▶ **Required work**
Look through the entries. Copy each line that has the word "Hemmer".

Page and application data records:

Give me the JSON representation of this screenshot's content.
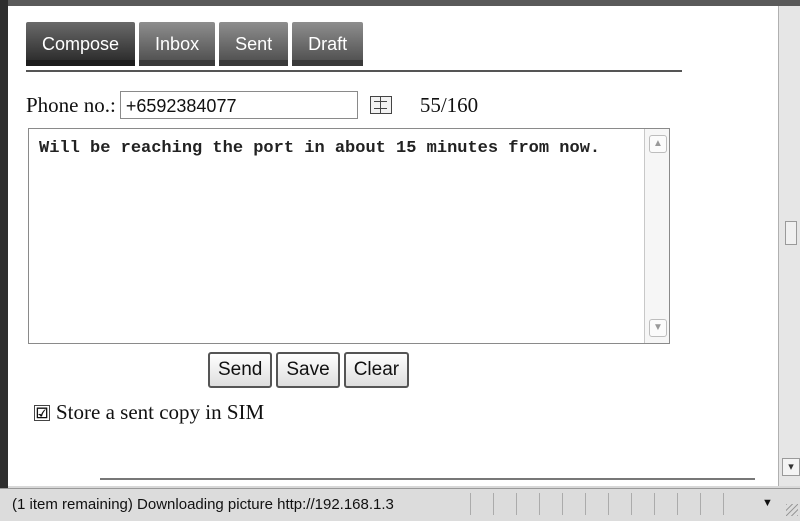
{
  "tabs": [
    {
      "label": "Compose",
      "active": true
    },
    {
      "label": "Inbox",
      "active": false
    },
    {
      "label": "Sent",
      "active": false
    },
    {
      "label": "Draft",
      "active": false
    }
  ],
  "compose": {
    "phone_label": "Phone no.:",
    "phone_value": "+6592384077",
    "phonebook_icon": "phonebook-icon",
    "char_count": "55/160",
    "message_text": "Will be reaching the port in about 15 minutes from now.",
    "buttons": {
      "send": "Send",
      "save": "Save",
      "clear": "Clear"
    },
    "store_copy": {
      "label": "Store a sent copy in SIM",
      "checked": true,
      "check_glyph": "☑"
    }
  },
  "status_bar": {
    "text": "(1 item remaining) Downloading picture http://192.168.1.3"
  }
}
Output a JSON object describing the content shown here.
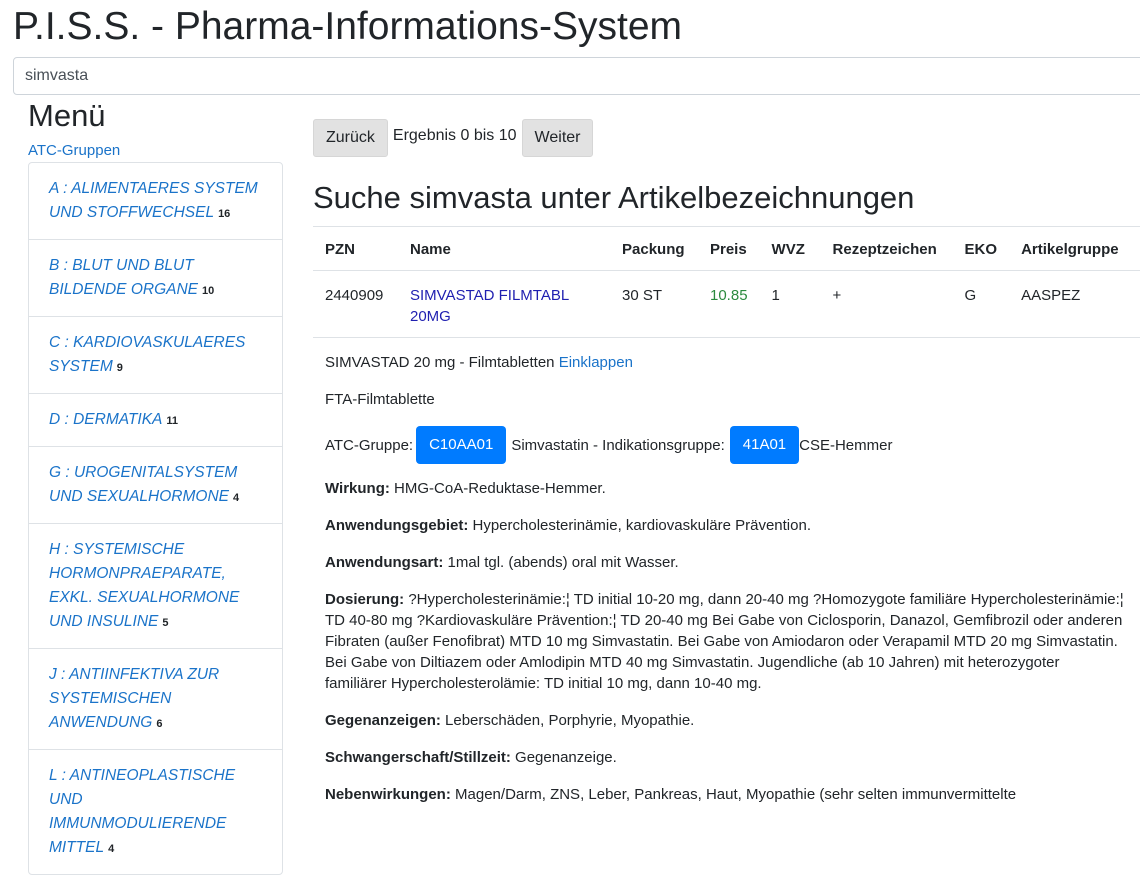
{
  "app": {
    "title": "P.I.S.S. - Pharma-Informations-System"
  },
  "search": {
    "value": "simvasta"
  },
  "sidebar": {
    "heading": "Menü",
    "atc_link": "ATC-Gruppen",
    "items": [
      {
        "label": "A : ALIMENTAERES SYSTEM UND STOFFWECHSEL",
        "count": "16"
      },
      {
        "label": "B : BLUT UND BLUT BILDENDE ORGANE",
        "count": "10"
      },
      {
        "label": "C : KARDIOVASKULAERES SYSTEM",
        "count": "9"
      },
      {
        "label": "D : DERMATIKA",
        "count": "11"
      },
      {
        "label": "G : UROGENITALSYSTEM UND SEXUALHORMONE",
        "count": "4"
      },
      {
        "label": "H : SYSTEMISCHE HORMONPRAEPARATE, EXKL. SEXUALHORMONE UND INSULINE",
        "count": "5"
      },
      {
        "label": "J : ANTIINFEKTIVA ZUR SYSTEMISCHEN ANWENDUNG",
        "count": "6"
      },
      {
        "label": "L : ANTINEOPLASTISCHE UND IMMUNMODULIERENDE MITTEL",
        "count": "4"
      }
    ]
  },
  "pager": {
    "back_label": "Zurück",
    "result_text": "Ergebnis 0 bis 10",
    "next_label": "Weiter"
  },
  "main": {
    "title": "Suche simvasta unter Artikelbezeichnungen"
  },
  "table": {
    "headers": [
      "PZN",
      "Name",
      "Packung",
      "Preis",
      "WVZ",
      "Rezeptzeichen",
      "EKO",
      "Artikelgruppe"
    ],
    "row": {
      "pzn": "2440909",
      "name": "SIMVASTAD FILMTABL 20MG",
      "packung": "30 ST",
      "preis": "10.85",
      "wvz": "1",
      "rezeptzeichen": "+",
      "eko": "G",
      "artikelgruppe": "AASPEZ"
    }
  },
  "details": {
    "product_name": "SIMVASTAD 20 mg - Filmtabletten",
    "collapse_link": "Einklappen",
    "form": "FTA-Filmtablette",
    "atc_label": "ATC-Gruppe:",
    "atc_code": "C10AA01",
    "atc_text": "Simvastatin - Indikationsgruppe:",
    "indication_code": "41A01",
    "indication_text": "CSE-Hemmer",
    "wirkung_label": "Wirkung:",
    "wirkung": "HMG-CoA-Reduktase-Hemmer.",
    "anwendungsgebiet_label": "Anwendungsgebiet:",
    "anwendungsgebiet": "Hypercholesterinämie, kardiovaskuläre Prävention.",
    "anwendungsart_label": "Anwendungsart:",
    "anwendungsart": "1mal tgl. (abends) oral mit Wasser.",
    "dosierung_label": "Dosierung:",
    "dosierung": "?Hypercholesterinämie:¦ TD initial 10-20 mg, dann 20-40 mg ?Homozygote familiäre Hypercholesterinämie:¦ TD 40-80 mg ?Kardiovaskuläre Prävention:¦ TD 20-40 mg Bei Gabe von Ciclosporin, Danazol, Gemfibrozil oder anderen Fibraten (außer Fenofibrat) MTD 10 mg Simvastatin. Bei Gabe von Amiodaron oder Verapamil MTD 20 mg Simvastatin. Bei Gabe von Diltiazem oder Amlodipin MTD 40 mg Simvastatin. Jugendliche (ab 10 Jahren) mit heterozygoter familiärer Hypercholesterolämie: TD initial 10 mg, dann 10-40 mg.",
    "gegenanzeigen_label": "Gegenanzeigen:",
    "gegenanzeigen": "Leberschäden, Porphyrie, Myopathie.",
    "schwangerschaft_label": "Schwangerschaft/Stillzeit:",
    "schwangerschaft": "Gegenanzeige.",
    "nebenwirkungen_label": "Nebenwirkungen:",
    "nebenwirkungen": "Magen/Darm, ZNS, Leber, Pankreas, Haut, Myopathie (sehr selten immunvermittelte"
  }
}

▶ **Your response**
    "indication_text": "CSE-Hemmer",
    "wirkung": "HMG-CoA-Reduktase-Hemmer.",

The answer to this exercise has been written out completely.